Still the sales increase weren’t enough to offset the effects of a bitter cold and snowy winter. While Macy’s reaffirmed its guidance for 2% to 3% comparable store growth in the second half, it cut its full-year growth forecast from a range of 2.5% to 3% to a lower range of 1.5% to 2%. For the full fiscal year, Macy’s Inc. still expects earnings per share in the range of $4.40 to $4.50.
“We are approaching the second half of 2014 with confident optimism in our business strategies, merchandise assortments and marketing plans, tempered with the reality that many customers still are not feeling comfortable about spending more in an uncertain economic environment,” said Chairman/CEO Terry Lundgren.
Jitters of Wall Street
“Our sales trend improved at both Macy’s and Bloomingdale’s in the second quarter, reflecting a rebound in shopping activity once weather patterns normalized,” Lundgren added.
The news that Macy’s, usually a consistently strong performer, was lowering its outlook spooked Wall Street and created more pressure on other retailers to report including Dillard’s, Walmart and JCPenney.
Coincidentally, the Commerce Department today reported that spending at U.S. retailers was flat in July, the latest sign that consumer demand remains fragile even five years after the recession’s end. That, in turn, is calling into question optimistic projections for economic growth.
Stifel analyst, Richard Jaffe said the improvement in Macy’s second quarter sales “leads us to believe merchandise assortments in stores are on-trend. Expenses were tightly managed, leveraging 70 bps (basis points) as a percentage of sales. While gross margin declined 35 bps, the lean inventory levels likely helped minimize significant clearance activity.”
Nonetheless, he cautioned: “The tough economic environment for retail will likely continue to be a headwind for the company.
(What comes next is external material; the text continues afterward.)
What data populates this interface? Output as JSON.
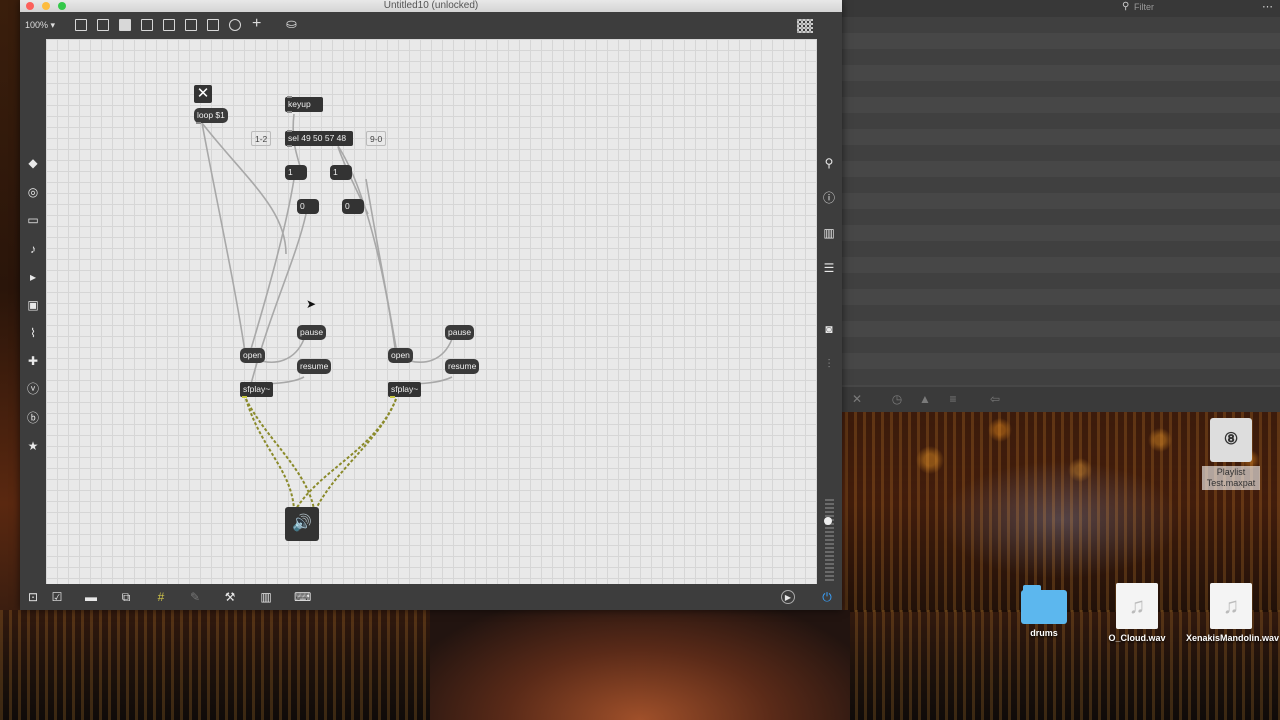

However, we believe Macy’s continued effective execution of its key strategies — My Macys, MAGIC selling, omni-channel initiatives and merchandising improvements — will drive sales longer term and help the company continue to gain market share.”